- Place the ‘pond’ tile in the middle of the table, and place the Gardener and Panda playing pieces on top.
- Shuffle the remaining plot tiles and place them in a pile face down on the side of the table, alongside the bamboo pieces, irrigation channels, and improvement chips.
- Place the Emperor card to one side, and sort the remaining objective cards in to their three separate types, and place them face down on the table
- Keep the weather die to hand.
- Each player receives an individual board, two action chips, and one objective card of each type.
Here’s our set up, ready to play!
How to Play
I don’t want to get bogged down in the minute details of the rules, so I am going to simply a little to give you a feel for what it’s like to play the game. When it is your turn, you have to chose two out of five possible actions to take. Your options are
- Place a plot tile;
- Take an irrigation channel, to use straight way OR save for later;
- Move the Gardener and place a bamboo piece on the board (‘growing’ bamboo);
- Move the Panda and take a bamboo piece from the board (‘eating’ bamboo);
- Draw a new objective card to add to your hand. You can have a maximum of five at any one time.

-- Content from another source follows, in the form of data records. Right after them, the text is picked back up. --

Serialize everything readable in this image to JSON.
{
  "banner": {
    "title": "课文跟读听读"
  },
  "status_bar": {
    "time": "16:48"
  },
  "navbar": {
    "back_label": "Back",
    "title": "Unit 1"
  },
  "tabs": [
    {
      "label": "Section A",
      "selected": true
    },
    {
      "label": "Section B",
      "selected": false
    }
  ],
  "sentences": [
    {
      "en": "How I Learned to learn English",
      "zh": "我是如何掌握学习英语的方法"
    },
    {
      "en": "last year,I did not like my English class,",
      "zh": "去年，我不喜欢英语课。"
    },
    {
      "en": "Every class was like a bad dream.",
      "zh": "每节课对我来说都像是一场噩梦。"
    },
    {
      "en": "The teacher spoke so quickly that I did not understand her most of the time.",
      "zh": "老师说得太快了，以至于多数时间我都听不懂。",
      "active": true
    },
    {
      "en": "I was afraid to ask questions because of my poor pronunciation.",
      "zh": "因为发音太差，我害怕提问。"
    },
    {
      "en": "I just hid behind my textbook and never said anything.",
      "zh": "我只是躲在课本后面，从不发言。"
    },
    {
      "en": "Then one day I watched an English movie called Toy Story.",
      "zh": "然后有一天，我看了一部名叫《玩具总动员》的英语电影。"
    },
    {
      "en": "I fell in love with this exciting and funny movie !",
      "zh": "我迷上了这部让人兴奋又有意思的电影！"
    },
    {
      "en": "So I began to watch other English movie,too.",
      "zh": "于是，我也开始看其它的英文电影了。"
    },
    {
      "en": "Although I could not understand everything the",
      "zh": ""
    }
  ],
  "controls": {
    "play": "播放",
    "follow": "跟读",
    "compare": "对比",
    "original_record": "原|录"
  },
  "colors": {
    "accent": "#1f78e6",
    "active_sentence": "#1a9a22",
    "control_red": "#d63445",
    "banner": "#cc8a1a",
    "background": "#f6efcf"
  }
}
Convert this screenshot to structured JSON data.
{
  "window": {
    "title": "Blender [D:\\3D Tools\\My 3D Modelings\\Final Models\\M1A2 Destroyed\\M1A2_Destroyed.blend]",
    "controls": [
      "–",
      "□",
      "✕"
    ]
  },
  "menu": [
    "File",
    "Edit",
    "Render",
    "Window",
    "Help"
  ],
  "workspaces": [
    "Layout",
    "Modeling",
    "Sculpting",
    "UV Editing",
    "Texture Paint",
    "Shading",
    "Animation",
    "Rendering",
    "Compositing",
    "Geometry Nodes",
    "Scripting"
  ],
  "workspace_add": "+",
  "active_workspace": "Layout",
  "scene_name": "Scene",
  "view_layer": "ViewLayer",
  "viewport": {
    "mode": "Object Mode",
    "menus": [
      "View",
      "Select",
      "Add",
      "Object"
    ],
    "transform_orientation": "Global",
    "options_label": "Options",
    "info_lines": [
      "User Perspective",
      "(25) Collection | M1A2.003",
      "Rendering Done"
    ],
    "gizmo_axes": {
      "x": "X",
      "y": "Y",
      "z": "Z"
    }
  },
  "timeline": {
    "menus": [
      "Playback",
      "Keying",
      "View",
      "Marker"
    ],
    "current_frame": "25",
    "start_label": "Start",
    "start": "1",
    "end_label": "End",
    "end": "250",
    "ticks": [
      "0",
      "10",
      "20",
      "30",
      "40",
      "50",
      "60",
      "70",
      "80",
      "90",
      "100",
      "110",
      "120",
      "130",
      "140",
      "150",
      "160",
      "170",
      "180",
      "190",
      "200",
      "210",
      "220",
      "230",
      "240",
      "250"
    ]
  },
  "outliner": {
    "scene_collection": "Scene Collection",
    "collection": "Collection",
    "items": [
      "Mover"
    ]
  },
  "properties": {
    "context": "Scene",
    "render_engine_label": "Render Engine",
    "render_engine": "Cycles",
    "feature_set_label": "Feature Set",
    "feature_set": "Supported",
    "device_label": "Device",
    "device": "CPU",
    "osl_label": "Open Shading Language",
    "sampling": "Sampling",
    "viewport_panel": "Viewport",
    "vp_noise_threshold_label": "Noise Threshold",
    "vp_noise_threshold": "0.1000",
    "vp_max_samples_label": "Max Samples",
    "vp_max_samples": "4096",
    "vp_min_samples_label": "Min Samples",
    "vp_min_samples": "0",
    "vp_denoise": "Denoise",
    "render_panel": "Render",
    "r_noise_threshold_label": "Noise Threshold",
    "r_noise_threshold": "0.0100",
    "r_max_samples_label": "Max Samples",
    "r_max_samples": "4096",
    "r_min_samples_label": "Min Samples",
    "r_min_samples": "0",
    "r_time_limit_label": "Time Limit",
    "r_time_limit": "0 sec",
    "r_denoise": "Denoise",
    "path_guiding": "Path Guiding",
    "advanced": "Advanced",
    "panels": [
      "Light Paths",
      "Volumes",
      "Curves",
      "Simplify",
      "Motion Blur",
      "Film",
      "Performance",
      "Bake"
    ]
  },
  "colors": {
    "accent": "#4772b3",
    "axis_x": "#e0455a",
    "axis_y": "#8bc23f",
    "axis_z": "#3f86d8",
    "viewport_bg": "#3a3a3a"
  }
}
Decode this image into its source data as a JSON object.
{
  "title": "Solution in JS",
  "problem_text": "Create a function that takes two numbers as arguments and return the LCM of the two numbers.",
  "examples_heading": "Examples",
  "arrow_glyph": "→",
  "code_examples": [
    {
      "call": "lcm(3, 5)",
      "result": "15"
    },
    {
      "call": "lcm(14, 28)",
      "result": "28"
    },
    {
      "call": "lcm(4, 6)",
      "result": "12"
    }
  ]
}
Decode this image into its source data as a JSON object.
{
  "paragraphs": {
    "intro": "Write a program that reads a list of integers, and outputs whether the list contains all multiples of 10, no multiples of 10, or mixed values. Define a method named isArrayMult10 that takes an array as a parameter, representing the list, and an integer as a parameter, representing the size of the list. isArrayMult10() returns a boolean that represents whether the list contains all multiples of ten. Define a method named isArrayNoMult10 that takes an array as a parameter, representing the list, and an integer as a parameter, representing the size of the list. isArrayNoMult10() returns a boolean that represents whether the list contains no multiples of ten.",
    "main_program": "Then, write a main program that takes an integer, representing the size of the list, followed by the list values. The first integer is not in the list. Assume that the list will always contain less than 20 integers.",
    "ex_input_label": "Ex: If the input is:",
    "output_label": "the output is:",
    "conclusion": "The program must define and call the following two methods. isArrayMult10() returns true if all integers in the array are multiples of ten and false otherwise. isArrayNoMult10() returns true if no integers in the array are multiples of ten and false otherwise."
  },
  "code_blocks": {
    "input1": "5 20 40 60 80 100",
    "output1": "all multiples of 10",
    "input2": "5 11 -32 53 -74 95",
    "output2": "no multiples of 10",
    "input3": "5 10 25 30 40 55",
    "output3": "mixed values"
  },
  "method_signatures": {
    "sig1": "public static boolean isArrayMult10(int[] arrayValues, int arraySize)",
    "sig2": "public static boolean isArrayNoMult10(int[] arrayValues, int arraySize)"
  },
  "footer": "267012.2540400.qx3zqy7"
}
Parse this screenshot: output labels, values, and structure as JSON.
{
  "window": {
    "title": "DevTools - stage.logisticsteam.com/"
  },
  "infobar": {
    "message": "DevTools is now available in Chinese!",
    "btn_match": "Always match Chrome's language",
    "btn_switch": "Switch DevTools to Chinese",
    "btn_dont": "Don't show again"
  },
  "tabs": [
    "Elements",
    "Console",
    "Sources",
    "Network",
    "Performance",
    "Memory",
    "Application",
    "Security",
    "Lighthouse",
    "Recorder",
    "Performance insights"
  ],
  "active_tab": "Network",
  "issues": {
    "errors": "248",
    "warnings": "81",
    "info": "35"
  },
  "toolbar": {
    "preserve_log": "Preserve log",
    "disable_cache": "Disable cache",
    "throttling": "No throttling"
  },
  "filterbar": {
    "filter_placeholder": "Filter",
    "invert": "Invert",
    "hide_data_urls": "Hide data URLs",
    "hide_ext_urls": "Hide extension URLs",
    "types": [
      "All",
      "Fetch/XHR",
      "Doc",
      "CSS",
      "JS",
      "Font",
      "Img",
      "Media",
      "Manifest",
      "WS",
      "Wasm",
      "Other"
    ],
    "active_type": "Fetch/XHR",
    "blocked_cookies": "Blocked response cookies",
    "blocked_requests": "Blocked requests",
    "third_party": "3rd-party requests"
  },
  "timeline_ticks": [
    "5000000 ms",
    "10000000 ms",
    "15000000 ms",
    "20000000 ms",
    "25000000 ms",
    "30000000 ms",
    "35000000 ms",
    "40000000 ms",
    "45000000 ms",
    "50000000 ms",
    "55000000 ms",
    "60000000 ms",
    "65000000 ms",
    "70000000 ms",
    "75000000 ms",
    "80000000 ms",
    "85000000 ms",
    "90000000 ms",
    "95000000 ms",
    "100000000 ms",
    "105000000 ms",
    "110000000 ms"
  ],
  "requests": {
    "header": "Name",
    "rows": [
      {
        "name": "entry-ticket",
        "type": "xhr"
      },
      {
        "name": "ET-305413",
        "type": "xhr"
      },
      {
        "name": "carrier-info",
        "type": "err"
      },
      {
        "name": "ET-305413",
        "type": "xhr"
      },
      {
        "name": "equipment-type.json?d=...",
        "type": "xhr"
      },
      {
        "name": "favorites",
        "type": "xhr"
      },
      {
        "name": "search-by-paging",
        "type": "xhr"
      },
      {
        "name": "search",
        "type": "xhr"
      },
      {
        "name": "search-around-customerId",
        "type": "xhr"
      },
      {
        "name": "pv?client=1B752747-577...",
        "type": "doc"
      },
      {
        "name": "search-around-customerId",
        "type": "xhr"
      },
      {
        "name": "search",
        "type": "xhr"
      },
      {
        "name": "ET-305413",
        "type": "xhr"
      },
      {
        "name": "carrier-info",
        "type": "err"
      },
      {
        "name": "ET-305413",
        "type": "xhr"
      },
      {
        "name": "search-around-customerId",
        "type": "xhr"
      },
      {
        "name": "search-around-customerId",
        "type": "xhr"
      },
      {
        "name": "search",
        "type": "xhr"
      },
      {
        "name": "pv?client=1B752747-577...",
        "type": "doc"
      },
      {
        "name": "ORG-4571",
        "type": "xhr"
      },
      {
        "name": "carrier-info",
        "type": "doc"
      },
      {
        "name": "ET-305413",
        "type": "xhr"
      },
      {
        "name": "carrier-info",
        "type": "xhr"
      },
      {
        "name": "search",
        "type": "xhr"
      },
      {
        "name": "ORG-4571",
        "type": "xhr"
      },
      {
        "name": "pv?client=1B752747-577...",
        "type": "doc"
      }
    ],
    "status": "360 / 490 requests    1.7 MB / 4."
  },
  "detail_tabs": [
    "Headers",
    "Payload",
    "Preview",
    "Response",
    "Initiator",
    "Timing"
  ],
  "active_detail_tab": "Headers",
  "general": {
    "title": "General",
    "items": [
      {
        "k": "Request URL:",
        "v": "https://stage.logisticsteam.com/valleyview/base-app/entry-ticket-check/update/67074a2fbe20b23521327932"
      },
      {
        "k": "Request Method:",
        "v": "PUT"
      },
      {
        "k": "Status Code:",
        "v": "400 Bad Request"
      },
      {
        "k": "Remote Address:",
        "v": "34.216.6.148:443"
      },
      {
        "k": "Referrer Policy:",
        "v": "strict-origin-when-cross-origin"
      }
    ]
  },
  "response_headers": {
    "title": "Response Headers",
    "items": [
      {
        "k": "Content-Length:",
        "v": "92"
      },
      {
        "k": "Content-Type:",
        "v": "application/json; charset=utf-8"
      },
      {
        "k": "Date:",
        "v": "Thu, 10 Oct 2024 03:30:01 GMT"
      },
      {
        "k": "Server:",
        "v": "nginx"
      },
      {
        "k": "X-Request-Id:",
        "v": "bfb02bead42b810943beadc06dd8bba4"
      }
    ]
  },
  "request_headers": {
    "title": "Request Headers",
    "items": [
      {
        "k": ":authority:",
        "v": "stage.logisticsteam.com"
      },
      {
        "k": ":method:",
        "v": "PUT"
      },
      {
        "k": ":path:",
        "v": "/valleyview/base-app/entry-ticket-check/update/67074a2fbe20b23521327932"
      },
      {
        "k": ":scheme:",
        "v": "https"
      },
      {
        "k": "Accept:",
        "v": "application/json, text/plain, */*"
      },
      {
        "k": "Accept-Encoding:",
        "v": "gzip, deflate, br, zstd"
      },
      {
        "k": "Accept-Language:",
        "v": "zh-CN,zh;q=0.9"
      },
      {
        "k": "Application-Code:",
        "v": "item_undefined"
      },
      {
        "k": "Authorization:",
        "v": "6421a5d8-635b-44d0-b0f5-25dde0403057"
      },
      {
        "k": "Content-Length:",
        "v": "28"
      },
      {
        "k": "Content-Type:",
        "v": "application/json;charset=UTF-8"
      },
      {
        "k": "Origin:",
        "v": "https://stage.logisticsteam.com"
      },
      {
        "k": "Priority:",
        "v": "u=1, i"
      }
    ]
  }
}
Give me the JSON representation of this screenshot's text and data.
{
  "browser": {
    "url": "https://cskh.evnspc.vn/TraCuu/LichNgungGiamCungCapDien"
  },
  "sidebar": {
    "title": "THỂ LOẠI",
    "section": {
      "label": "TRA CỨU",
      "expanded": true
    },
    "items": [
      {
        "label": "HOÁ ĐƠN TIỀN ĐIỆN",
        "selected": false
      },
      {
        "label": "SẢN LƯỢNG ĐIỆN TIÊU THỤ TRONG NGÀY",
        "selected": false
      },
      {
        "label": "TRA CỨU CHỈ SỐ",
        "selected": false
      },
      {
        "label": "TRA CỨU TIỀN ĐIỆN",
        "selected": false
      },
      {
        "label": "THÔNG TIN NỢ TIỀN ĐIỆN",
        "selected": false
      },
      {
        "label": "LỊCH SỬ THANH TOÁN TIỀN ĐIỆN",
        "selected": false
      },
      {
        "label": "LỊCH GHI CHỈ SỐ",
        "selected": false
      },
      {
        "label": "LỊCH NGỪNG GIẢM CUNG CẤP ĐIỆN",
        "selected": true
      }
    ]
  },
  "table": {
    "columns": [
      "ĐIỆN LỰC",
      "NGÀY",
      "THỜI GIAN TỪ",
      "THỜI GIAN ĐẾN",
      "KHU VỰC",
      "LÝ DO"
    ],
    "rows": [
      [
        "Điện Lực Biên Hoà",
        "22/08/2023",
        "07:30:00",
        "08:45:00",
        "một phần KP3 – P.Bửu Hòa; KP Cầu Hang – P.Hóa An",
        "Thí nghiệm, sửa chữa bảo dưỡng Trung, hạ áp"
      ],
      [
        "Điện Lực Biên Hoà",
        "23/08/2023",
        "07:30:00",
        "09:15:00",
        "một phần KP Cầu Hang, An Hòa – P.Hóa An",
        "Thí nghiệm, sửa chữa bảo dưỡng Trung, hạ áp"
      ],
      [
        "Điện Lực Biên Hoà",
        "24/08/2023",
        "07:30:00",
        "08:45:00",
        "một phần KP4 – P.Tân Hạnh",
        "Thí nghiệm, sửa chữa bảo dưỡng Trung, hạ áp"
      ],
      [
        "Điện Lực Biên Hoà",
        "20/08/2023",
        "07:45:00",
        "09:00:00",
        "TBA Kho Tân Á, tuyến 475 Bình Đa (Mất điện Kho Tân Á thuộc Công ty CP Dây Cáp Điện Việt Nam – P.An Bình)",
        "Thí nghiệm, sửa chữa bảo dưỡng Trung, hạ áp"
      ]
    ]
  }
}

Rolling the weather die will also give you an additional action to carry out. The luck of the die will determine what that is. The rules suggest playing your first game without the weather die, to give you a chance to familiarise yourself with all the other game mechanisms first. We followed this suggestion, and did indeed find it useful for getting to grips with things, though it also made the game less interesting.
Your individual board will help you keep track of everything – here’s a close up of an individual board mid play:
The row of six symbols at the top is a reminder of the weather die actions. Below that are the five actions you can choose from on your turn, with the two action chips indicating the actions chosen. Below that on the left is where you collect any bamboo pieces the Panda has ‘eaten’ (none on this card), and to the right of that you have two spaces to store your irrigation channels and improvement chips until you need them.
As you place plots, and ‘grow’ or ‘eat’ bamboo, you will at some point fulfil the configurations on your objective cards. To complete the objective, place the relevant card face up in front of you. You can do this at any point during your turn, and you can complete several objectives during the same turn.
The final round of a game is triggered by the first player to complete a certain number of objectives (the number varies depending on the number of players). That player gets the bonus Emperor card, and everyone then gets a final turn to complete any other possible objectives, after which the scores are added up. The player with the highest score wins.
My husband and I played this game with our 9 year old, and we all loved it! Various elements of it remind me a little of both Catan and Ticket to Ride, which we also love. There’s a degree of thinking and strategy involved, but not too much to make it overly complicated or leave you with decision making paralysis. Amazon has this game listed as 13+ but the box itself actually says 8+ which I think is more accurate. Our 9 year old definitely did not have any problems grasping the rules. We’ve played it a few times, and he always wins or comes second. I think it’s a perfect game for kids in that ‘in between’ stage to progress on to more grown up games. As for the beautiful design of the game, which first led me to choose it – it certainly makes the game play even more enjoyable! I can honestly say that Takenoko is a game I would recommend without hesitation.
Takenoko is available to buy from Amazon (affiliate link).
If you enjoyed this review, check out all the other games we have tested and loved!
Disclosure: We are members of Asmodee UK Blogger Board Game Club and received a free sample game for the purposes of writing an honest review. However, all thoughts and opinions remain our own. This post contains an Amazon affiliate link. If you shop via this link I will receive a small percentage of the revenue, without any extra cost to you, which helps to keep this blog running. Thank you.